- What this task involves
Among the records below, find the lines containing "Comment" and state only how many there are.

- Information provided
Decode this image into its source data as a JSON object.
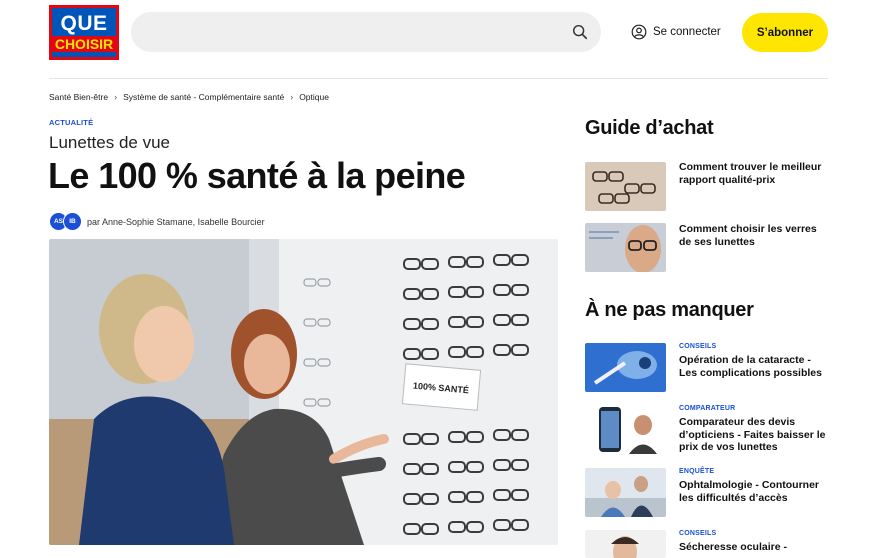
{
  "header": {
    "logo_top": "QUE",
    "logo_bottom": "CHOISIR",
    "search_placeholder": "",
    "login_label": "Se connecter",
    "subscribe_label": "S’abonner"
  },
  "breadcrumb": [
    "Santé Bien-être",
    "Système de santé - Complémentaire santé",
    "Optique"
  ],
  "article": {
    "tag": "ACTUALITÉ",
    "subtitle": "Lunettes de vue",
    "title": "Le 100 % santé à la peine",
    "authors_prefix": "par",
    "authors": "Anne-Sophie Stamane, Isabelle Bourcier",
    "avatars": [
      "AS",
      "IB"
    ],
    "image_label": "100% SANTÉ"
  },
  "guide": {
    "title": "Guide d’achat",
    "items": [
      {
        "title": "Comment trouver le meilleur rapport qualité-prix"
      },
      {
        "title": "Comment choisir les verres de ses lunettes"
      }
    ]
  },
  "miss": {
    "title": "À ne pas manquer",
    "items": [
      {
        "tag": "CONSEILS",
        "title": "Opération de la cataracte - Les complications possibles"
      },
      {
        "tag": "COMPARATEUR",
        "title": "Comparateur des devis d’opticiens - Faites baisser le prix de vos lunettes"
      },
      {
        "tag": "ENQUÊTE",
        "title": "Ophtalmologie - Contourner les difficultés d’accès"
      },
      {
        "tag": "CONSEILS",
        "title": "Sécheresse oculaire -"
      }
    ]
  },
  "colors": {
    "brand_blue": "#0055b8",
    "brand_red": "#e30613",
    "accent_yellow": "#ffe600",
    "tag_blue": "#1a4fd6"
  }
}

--

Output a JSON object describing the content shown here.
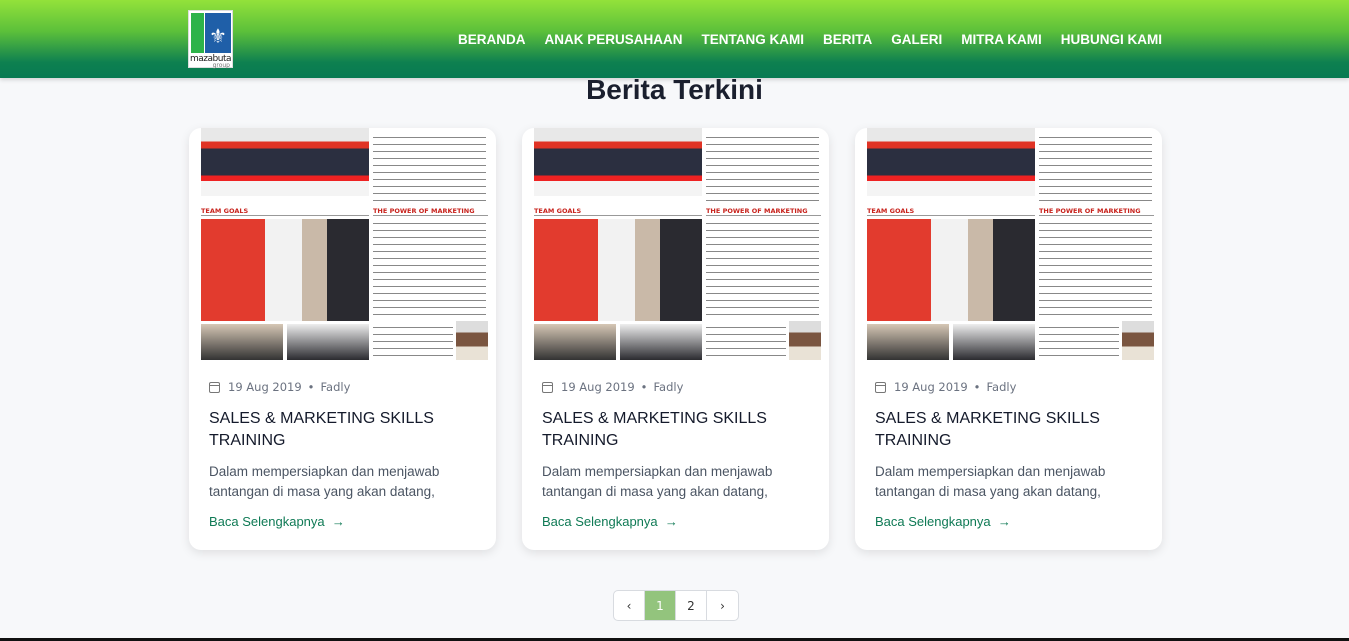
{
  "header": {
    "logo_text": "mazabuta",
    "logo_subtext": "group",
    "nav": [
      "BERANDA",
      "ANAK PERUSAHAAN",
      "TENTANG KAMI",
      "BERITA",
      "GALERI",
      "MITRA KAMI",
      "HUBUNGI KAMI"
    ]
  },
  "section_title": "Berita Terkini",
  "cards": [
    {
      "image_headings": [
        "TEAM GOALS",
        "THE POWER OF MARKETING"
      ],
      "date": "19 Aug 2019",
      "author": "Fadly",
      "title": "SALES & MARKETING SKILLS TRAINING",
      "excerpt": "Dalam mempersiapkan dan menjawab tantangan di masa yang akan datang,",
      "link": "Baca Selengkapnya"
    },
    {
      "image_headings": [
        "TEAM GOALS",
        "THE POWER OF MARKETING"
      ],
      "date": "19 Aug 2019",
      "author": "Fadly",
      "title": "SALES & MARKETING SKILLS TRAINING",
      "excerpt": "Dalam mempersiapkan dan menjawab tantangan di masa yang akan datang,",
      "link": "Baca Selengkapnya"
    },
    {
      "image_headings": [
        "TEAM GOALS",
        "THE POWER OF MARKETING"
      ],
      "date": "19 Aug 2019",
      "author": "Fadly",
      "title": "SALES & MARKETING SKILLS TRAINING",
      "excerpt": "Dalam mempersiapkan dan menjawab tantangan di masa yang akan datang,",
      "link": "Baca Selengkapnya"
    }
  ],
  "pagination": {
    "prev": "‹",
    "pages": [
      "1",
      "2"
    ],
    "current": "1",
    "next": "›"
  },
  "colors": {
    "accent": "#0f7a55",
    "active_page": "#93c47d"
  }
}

- Solution
2